[Records drawn from a dataset]
*** Begin section ***
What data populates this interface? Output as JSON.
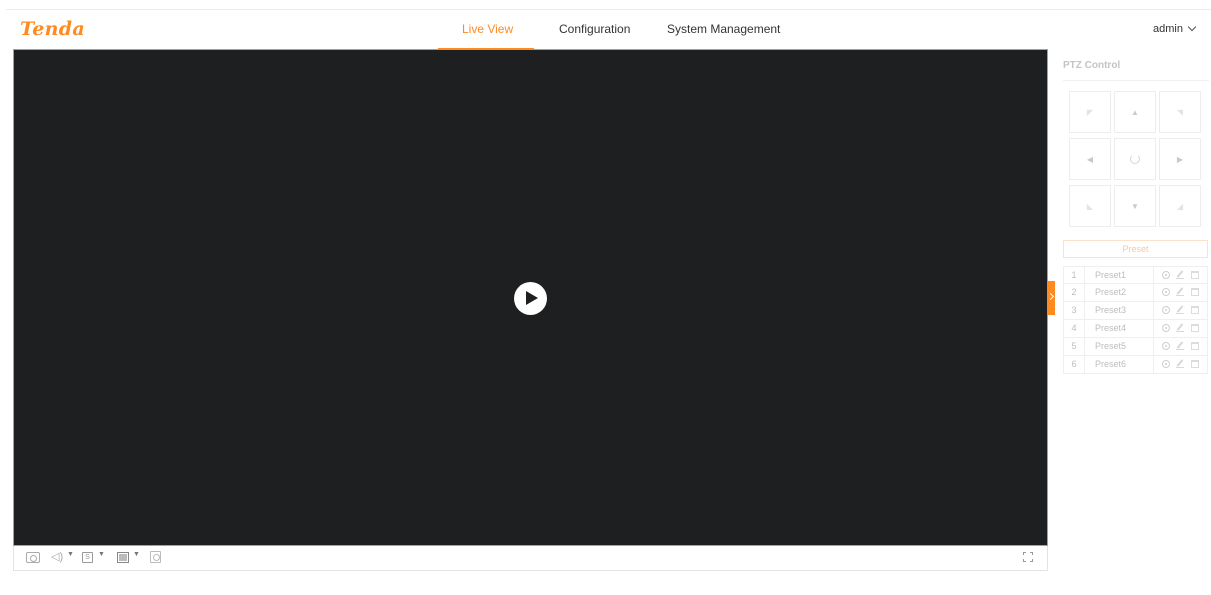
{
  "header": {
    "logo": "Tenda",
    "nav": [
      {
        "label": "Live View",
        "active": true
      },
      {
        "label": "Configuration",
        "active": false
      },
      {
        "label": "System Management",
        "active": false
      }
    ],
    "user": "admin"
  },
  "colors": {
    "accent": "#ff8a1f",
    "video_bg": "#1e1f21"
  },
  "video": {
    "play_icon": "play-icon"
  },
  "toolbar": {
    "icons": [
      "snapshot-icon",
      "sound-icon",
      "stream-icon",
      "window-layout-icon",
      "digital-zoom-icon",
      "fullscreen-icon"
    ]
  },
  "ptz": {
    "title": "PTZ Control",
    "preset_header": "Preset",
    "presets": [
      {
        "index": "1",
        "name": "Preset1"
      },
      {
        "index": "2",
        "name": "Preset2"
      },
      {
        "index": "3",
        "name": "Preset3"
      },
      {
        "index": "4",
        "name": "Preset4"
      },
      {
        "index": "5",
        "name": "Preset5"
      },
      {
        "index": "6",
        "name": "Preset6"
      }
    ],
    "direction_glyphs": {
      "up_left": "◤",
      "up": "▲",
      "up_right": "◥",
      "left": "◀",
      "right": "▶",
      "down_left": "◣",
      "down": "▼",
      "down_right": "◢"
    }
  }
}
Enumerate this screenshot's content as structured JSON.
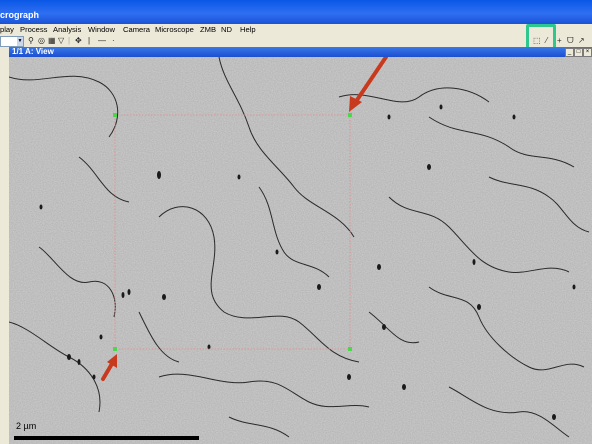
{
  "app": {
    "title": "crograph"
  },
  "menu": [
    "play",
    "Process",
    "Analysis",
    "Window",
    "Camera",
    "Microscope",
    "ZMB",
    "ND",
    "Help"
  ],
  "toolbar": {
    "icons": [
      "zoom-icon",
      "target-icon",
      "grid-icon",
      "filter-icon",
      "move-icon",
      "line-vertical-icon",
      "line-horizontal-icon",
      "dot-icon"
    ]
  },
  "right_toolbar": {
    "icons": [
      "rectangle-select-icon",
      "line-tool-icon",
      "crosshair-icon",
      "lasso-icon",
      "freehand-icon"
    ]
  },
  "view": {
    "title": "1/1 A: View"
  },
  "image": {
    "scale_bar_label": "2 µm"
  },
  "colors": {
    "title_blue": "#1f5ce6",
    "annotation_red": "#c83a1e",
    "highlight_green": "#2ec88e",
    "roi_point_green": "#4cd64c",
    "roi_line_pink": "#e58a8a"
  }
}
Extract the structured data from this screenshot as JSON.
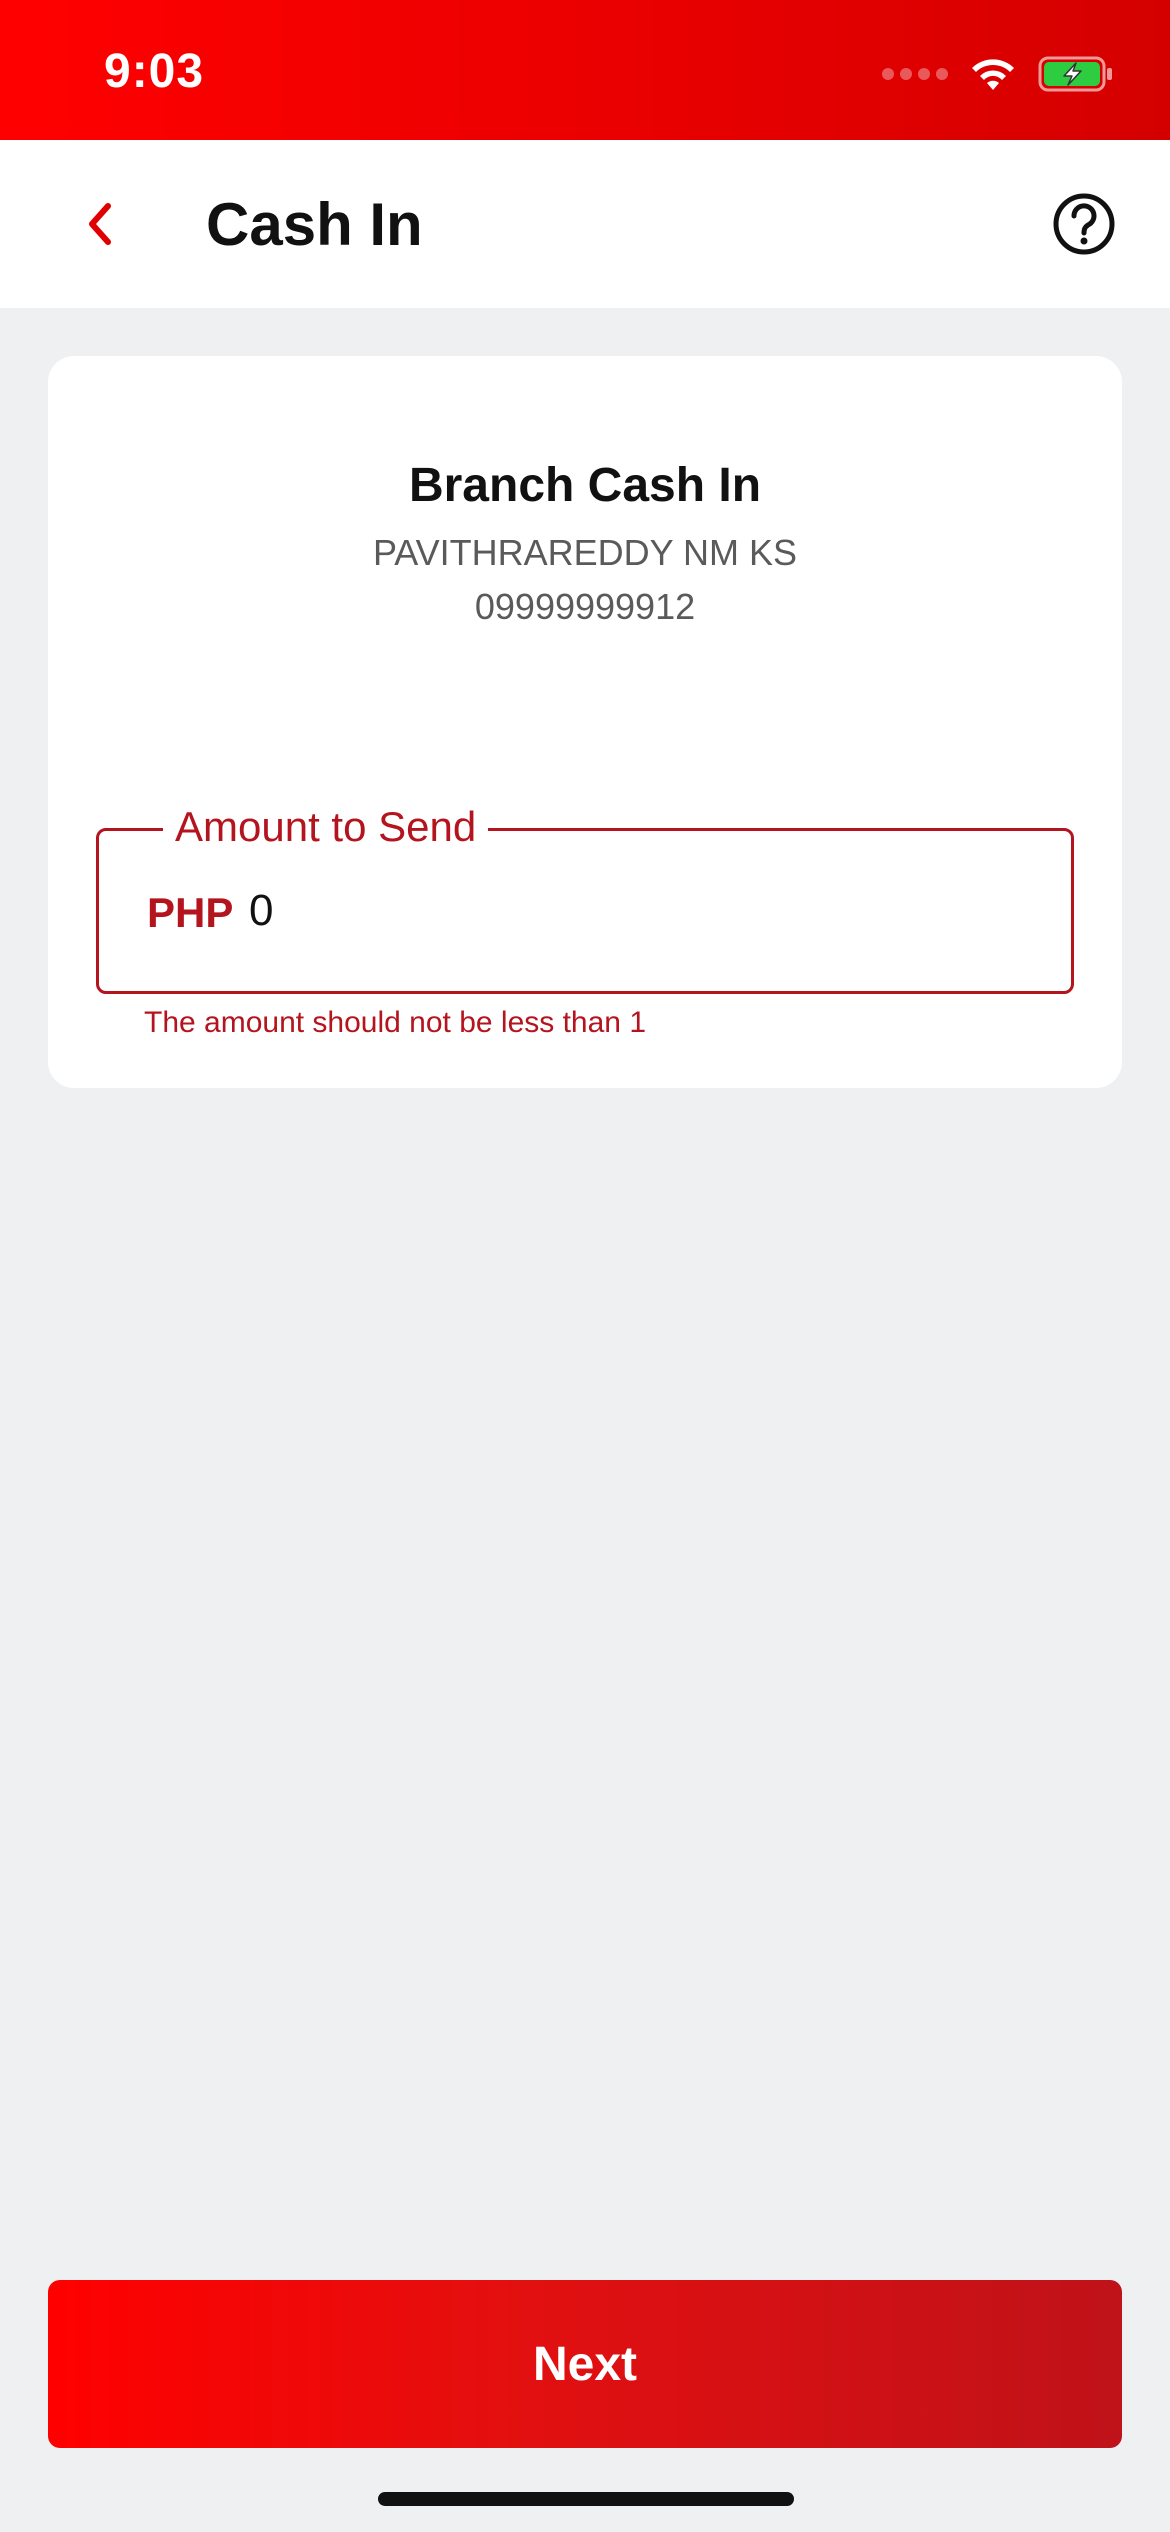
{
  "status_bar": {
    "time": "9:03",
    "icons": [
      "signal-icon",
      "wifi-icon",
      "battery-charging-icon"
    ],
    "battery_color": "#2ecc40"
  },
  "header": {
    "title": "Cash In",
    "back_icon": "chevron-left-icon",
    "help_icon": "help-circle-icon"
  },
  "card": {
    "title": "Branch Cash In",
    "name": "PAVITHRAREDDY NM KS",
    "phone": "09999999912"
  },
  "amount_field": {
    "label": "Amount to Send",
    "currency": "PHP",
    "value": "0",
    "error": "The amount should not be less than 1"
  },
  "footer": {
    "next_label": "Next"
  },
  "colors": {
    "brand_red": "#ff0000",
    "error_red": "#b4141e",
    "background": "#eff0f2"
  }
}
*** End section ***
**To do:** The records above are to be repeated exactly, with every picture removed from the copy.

**Response to this exercise:**
What data populates this interface? Output as JSON.
{
  "header": {
    "logo": "Tenda",
    "nav": [
      {
        "label": "Live View",
        "active": true
      },
      {
        "label": "Configuration",
        "active": false
      },
      {
        "label": "System Management",
        "active": false
      }
    ],
    "user": "admin"
  },
  "colors": {
    "accent": "#ff8a1f",
    "video_bg": "#1e1f21"
  },
  "video": {
    "play_icon": "play-icon"
  },
  "toolbar": {
    "icons": [
      "snapshot-icon",
      "sound-icon",
      "stream-icon",
      "window-layout-icon",
      "digital-zoom-icon",
      "fullscreen-icon"
    ]
  },
  "ptz": {
    "title": "PTZ Control",
    "preset_header": "Preset",
    "presets": [
      {
        "index": "1",
        "name": "Preset1"
      },
      {
        "index": "2",
        "name": "Preset2"
      },
      {
        "index": "3",
        "name": "Preset3"
      },
      {
        "index": "4",
        "name": "Preset4"
      },
      {
        "index": "5",
        "name": "Preset5"
      },
      {
        "index": "6",
        "name": "Preset6"
      }
    ],
    "direction_glyphs": {
      "up_left": "◤",
      "up": "▲",
      "up_right": "◥",
      "left": "◀",
      "right": "▶",
      "down_left": "◣",
      "down": "▼",
      "down_right": "◢"
    }
  }
}
Enumerate this screenshot's content as structured JSON.
{
  "app": {
    "title": "crograph"
  },
  "menu": [
    "play",
    "Process",
    "Analysis",
    "Window",
    "Camera",
    "Microscope",
    "ZMB",
    "ND",
    "Help"
  ],
  "toolbar": {
    "icons": [
      "zoom-icon",
      "target-icon",
      "grid-icon",
      "filter-icon",
      "move-icon",
      "line-vertical-icon",
      "line-horizontal-icon",
      "dot-icon"
    ]
  },
  "right_toolbar": {
    "icons": [
      "rectangle-select-icon",
      "line-tool-icon",
      "crosshair-icon",
      "lasso-icon",
      "freehand-icon"
    ]
  },
  "view": {
    "title": "1/1 A: View"
  },
  "image": {
    "scale_bar_label": "2 µm"
  },
  "colors": {
    "title_blue": "#1f5ce6",
    "annotation_red": "#c83a1e",
    "highlight_green": "#2ec88e",
    "roi_point_green": "#4cd64c",
    "roi_line_pink": "#e58a8a"
  }
}
Extract the structured data from this screenshot as JSON.
{
  "status_bar": {
    "time": "9:03",
    "icons": [
      "signal-icon",
      "wifi-icon",
      "battery-charging-icon"
    ],
    "battery_color": "#2ecc40"
  },
  "header": {
    "title": "Cash In",
    "back_icon": "chevron-left-icon",
    "help_icon": "help-circle-icon"
  },
  "card": {
    "title": "Branch Cash In",
    "name": "PAVITHRAREDDY NM KS",
    "phone": "09999999912"
  },
  "amount_field": {
    "label": "Amount to Send",
    "currency": "PHP",
    "value": "0",
    "error": "The amount should not be less than 1"
  },
  "footer": {
    "next_label": "Next"
  },
  "colors": {
    "brand_red": "#ff0000",
    "error_red": "#b4141e",
    "background": "#eff0f2"
  }
}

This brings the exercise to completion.